Senator CHRIS EVANS (Minister for Tertiary Education, Skills, Jobs and Workplace Relations) —I can only say that any government decision in relation to extension of detention facilities would be taken by government in the normal way and announced. Those announcements have been clear. The decisions have been clear. We have been totally consistent in that regard. There was a lot of speculation around the extension of facilities during the election campaign, as there had been previously, because every time the department went, under normal circumstances, for contingency planning to look at a site or consider alternative accommodation there was community discussion and invariably press coverage. But that is different from government making a decision to increase accommodation capacity, and when those decisions were taken they were announced.


Senator BRANDIS —Mr President, I ask a further supplementary question. I note the minister’s failure to provide the assurance sought. Can the minister confirm that contractors and subcontractors undertaking or tendering for work at the Curtin detention centre during the period of the election campaign were required to sign confidentiality agreements?


Senator CHRIS EVANS (Minister for Tertiary Education, Skills, Jobs and Workplace Relations) —I cannot confirm that. I am sure the arrangements were in accordance with normal departmental arrangements, but I cannot confirm that for the senator.


Senator Brandis —Mr President, I rise on a point of order. I asked the minister a question. He said that he was unaware. In these circumstances it is appropriate for a minister to take the question on notice if he cannot provide an answer here and now.


The PRESIDENT —That is a further supplementary question that was by way of interjection across the chamber which I cannot possibly respond to. I did hear the interjection, but it is a further supplementary question which you are now asking. I would expect that you would need to convey that to the minister.


Senator Brandis —I merely point out that in circumstances of this kind the custom is for the minister to take the question on notice.


The PRESIDENT —There is no point of order there, but I have made it clear that the minister had sat down. He had completed his answer. The issue that you raise was by way of interjection. I did hear the interjection, and the minister, I know, did not respond to the interjection.
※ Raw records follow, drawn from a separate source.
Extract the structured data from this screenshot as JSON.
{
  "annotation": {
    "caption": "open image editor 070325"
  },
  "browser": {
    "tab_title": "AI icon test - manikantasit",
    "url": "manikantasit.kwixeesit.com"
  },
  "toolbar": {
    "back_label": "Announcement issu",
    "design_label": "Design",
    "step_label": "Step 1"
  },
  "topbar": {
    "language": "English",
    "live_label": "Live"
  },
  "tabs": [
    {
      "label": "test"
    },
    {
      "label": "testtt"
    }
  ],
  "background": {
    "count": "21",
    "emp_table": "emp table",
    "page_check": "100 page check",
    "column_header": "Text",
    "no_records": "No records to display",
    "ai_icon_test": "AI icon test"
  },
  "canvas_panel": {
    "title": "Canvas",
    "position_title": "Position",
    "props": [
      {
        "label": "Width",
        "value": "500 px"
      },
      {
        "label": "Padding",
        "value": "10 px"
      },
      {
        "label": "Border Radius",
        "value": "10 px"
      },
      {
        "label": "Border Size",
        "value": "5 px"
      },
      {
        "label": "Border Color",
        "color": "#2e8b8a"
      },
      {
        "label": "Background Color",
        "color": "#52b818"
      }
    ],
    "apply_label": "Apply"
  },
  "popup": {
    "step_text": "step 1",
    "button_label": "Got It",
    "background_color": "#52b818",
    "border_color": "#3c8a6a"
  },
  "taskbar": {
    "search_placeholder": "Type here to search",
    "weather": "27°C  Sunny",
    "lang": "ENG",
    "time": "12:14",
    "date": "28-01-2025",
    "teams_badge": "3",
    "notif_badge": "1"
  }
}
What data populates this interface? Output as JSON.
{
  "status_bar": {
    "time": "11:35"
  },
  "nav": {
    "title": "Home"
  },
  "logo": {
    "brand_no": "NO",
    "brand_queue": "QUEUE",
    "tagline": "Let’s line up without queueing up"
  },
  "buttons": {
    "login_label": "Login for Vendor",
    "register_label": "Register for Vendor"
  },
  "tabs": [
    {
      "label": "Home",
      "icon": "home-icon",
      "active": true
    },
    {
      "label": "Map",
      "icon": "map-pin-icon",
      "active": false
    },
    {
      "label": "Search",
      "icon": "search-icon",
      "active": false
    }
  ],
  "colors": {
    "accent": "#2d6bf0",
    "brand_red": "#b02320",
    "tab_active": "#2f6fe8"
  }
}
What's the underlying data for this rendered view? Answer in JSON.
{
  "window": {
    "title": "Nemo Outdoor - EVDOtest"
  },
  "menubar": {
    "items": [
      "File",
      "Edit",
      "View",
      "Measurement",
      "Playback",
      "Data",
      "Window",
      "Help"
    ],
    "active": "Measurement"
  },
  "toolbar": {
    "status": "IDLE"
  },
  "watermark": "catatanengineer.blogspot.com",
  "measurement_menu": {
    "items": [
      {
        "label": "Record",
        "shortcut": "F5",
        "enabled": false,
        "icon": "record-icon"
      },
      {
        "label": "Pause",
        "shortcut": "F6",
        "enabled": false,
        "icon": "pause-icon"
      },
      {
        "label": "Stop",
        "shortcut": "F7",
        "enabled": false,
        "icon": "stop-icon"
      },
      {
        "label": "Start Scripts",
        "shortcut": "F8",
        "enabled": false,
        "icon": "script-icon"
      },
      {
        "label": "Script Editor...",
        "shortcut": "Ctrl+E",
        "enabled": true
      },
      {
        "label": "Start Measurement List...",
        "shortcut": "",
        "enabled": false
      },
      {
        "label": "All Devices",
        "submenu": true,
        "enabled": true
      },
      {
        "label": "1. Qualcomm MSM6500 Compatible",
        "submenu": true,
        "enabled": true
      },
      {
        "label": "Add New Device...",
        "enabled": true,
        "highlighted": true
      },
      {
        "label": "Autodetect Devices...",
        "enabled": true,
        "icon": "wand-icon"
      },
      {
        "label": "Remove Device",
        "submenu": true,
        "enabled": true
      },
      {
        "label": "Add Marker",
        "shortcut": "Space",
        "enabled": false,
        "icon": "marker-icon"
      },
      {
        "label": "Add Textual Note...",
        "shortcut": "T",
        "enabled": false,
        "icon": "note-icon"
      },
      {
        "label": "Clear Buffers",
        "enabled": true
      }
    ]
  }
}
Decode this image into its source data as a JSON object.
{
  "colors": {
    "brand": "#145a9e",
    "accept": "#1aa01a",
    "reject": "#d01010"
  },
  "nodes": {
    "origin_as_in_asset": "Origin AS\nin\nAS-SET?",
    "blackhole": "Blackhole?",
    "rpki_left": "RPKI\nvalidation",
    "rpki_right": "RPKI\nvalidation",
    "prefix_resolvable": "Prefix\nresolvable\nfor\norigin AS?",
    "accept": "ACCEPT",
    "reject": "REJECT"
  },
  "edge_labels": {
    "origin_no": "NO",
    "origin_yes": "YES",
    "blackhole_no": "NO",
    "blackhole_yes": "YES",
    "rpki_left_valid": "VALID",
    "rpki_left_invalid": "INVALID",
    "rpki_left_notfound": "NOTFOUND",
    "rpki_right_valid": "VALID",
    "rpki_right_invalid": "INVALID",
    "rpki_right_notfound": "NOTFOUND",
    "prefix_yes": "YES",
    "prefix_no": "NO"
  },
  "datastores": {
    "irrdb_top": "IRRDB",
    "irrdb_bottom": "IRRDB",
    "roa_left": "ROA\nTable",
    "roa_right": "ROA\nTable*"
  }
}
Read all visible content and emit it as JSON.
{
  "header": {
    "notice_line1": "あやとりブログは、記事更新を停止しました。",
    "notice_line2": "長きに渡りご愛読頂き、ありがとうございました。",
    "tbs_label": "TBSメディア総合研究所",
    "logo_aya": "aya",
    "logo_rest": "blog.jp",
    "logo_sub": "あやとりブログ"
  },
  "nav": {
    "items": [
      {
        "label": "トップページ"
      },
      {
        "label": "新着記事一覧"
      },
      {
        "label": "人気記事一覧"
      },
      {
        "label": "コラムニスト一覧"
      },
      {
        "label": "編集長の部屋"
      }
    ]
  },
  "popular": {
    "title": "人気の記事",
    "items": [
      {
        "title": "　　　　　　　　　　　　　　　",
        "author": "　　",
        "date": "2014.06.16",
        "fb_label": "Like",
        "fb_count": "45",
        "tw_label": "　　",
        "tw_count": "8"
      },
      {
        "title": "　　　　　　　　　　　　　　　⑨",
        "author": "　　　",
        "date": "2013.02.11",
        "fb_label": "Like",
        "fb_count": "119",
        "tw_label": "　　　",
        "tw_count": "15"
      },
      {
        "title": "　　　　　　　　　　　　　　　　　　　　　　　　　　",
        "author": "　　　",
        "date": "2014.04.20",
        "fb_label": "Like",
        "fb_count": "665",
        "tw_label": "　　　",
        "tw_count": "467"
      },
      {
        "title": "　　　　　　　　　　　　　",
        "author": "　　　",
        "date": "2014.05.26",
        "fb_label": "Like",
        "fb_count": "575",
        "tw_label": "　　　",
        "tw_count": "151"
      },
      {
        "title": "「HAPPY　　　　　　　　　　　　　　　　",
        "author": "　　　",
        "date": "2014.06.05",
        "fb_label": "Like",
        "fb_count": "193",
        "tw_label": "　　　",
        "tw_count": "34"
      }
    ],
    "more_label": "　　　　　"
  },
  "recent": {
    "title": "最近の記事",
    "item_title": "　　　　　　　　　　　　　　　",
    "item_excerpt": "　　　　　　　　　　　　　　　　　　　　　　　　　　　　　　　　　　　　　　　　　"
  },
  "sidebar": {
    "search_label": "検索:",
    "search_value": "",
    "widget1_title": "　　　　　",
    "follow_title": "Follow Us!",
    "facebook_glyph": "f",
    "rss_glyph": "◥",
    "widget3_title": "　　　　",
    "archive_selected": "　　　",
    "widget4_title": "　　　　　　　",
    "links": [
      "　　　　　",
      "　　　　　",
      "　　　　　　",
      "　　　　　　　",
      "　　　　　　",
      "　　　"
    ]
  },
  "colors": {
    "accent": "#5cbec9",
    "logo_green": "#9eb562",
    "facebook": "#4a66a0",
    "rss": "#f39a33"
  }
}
I know that I encourage people around this chamber on both sides not to respond to interjections, but if the minister decides to take that up, that is a matter for the minister in the conduct of his role as a minister.